Soundproofing batts. Before the wall is enclosed, we insulate the wall cavity. Fiberglass batts will work; wet-spray cellulose works better, but it’s not that common. We’ve had the best results with ROCKWOOL soundproofing batts, which are denser and specifically designed to absorb sound.
Those three steps will do a lot to limit sound transfer through a wall assembly, and can be done with minimal investment.
For that condo party wall, we add one more measure: a double layer of drywall.
The most cost effective way to add this layer is to install the second layer with Green Glue, a compound you squeeze out of a caulk gun on to the backside of the drywall in a zigzag pattern. This material stays flexible over time and helps dissipates sound energy from one sheet of drywall to the next. But with Green Glue, you have to get the details right. You need to use two full tubes per 4×8 sheet of drywall. You can’t skimp on the amount. You also need to do a careful job of sealing the edges of the first layer of drywall with an acoustical sealant. When applying the acoustical sealant, apply lots of pressure as you squeeze it out, so the sealant gets pushed into the crack between adjacent sheets, or between the first sheet and the subfloor. Here again, don’t skimp on the material.

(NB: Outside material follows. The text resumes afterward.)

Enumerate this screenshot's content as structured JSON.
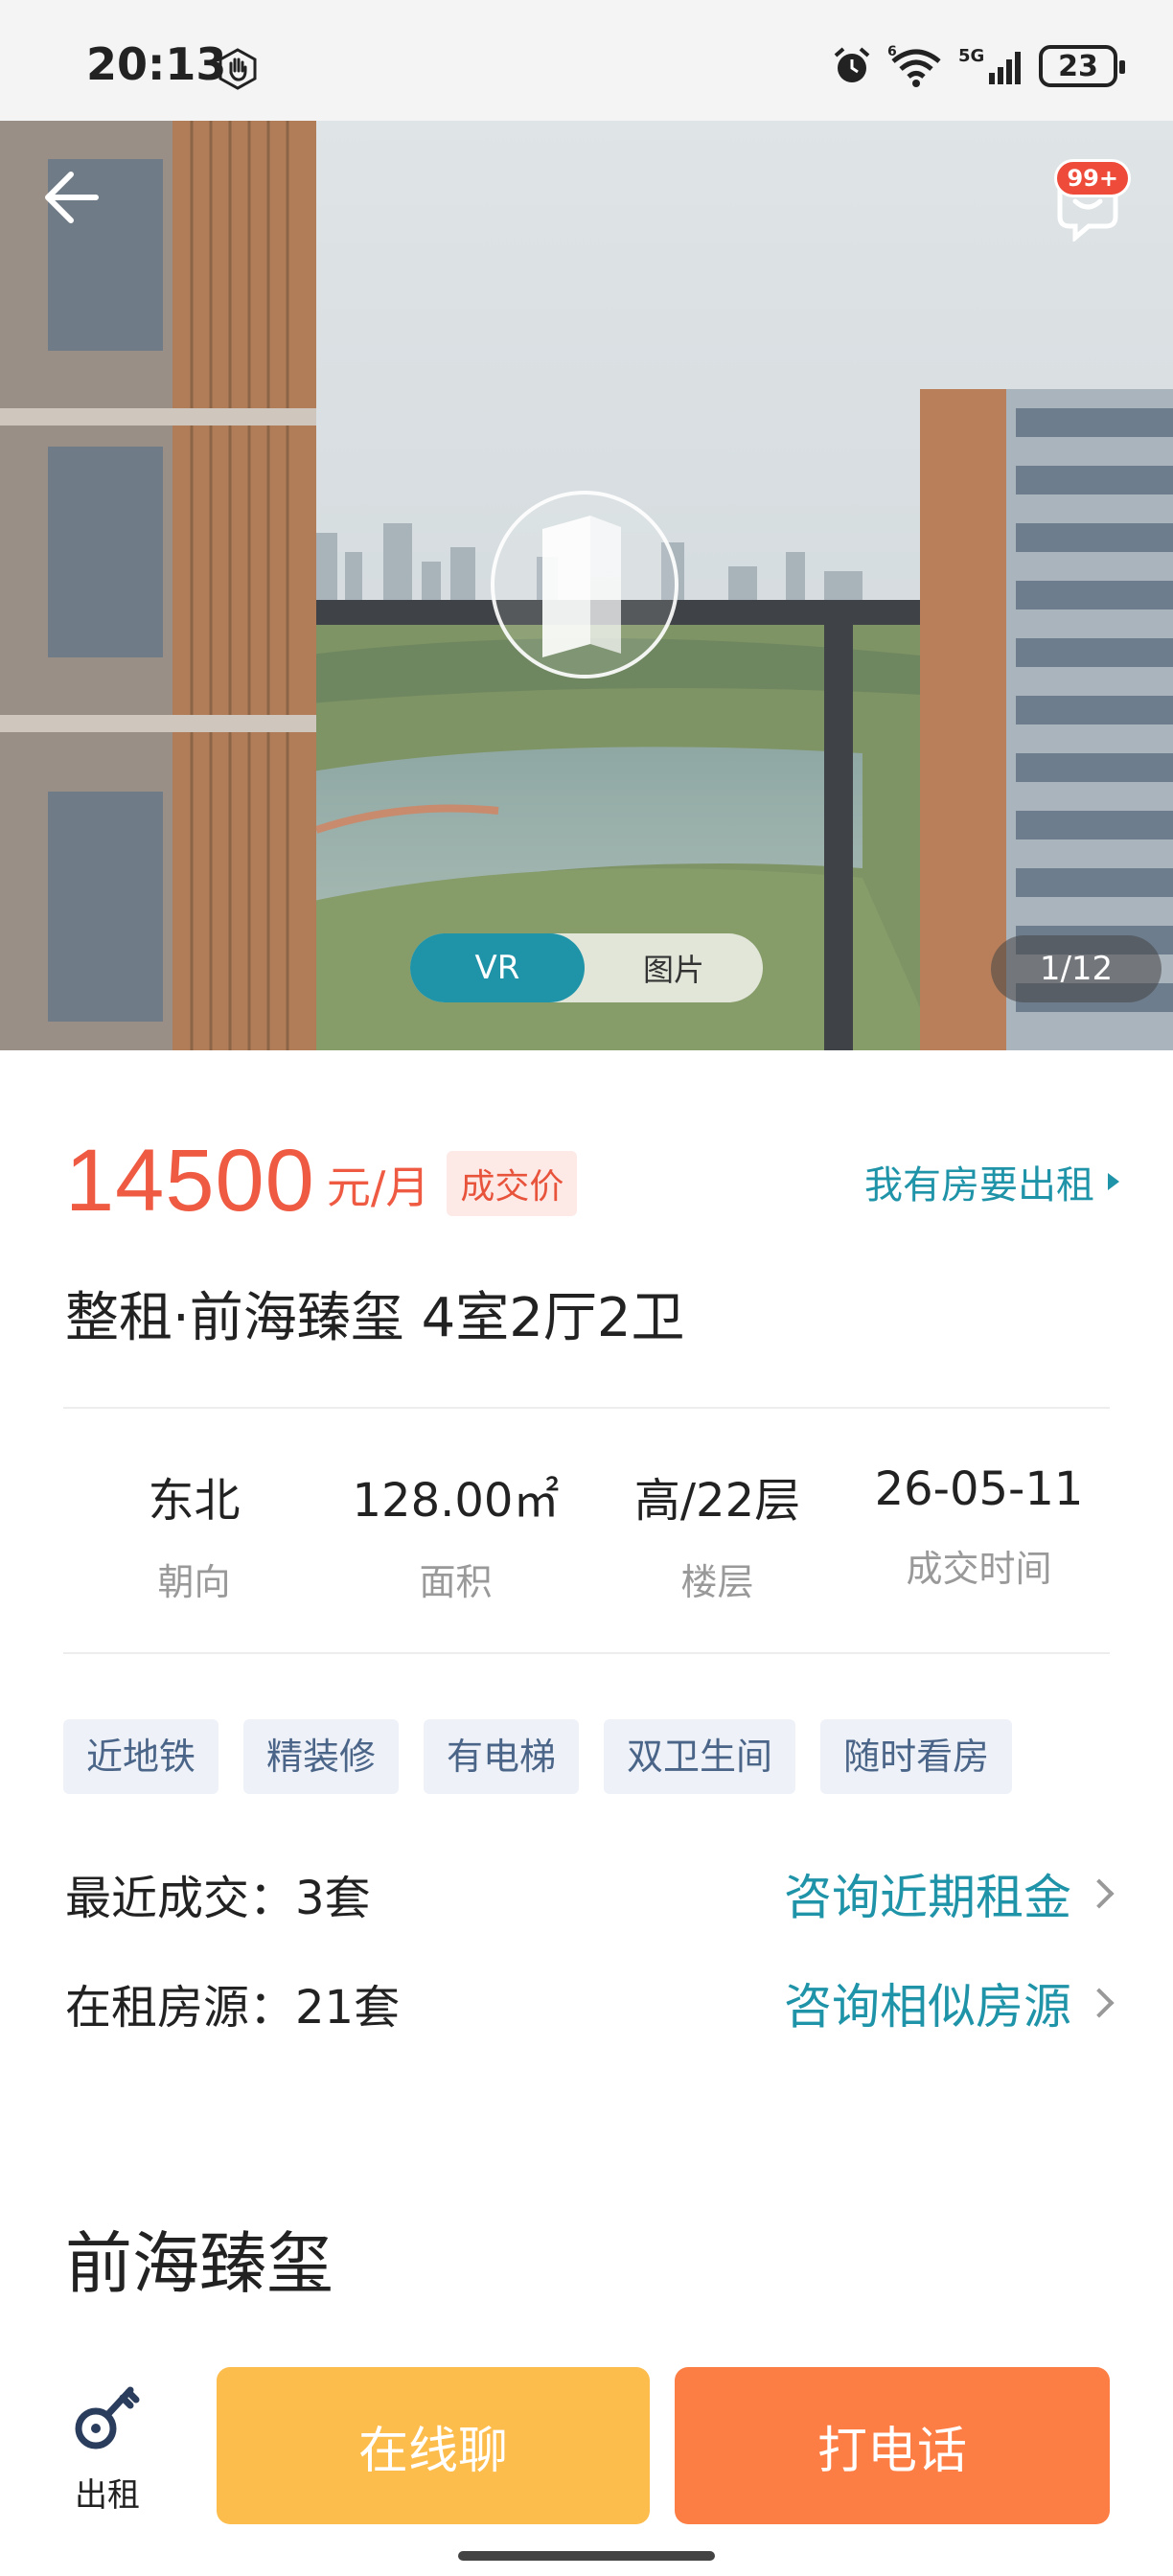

I have also used Quiet Rock effectively. This system essentially uses double sheets that have been pre-bonded together, so you cut down on the installation time. Each sheet gets installed with acoustical sealant around the perimeter, so it’s not as fast as installing one layer of conventional drywall, but it’s a little faster than bonding two layers with Green Glue.
Noisy drains. This last tip is a little different, but it relates to a very common complaint that I hear on my initial meeting with clients on remodels. They can hear upstairs toilets being flushed when they are sitting downstairs, usually in a dining room or family room. This noise is caused by water flowing through a PVC drain running through the downstairs walls. It’s very hard to insulate PVC so you won’t hear water running through it; the only practical way to fix this is to simply replace the drain with cast-iron pipe.
Cast-iron drains can be retrofit easily by cutting out the old PVC stack at the top and bottom plate in the wall, and using a banded rubber coupling (something like Fasco’s ProSeal coupling) to secure the a new cast-iron stack. It’s a relatively affordable fix. Often just replacing the section of drain running through the downstairs wall is enough to fix the problem, depending on how the drain is configured upstairs. You may also have to replace the horizontal sections of drain running overhead in the ceiling.
By: Matt Risinger